REQUIRED WORK:
Here are some records; copy every line that holds the word "author".

INPUT DATA Block Start

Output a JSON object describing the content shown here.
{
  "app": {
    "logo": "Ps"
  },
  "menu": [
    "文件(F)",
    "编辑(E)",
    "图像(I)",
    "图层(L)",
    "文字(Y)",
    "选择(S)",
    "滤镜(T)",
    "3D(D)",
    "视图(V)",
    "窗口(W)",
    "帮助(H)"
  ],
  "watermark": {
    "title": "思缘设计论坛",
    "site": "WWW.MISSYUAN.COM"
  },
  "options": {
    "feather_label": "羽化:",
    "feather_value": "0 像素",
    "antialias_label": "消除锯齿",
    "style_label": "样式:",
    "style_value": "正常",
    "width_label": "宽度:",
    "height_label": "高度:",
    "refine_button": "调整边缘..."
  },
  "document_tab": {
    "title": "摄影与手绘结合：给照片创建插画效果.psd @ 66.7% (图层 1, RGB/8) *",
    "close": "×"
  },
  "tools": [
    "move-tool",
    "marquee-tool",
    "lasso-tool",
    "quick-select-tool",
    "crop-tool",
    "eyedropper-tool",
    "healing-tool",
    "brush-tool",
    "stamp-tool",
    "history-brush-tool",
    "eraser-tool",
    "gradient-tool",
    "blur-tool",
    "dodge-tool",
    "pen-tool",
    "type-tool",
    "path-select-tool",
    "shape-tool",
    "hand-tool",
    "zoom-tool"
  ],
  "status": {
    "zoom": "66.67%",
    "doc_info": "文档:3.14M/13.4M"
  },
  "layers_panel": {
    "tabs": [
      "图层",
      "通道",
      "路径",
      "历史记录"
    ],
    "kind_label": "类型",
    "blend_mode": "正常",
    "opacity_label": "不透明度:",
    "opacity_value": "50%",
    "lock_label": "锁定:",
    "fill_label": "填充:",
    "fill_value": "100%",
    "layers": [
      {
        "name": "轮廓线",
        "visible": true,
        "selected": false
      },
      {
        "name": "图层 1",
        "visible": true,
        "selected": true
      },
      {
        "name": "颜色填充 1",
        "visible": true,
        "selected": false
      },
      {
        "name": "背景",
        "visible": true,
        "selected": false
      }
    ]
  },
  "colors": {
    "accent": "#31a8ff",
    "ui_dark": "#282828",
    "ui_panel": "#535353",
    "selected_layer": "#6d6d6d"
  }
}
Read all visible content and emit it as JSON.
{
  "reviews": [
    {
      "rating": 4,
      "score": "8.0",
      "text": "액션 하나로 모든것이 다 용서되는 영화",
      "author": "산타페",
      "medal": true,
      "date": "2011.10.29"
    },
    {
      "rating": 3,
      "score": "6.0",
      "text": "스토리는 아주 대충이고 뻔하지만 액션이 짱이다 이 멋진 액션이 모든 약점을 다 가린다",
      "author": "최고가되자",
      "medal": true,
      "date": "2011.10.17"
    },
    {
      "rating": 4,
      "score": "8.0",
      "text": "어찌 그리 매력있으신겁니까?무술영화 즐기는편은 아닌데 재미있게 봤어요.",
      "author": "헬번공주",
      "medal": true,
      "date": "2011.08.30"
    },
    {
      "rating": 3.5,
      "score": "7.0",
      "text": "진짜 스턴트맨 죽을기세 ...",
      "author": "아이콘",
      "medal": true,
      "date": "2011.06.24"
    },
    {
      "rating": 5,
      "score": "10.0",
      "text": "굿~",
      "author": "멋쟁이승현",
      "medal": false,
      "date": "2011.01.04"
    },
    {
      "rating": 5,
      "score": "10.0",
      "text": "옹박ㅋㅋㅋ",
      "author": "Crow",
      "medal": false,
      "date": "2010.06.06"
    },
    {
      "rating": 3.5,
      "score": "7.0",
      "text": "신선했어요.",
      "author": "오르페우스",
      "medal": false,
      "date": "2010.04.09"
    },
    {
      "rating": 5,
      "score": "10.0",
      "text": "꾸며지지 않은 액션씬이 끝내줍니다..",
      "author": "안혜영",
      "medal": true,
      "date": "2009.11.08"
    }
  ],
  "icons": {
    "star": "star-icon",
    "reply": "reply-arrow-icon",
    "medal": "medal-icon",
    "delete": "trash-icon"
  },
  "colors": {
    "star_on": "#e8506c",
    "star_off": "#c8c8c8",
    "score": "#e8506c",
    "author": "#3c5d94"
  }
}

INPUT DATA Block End

RESPONSE AREA:
      "author": "산타페",
      "author": "최고가되자",
      "author": "헬번공주",
      "author": "아이콘",
      "author": "멋쟁이승현",
      "author": "Crow",
      "author": "오르페우스",
      "author": "안혜영",
    "author": "#3c5d94"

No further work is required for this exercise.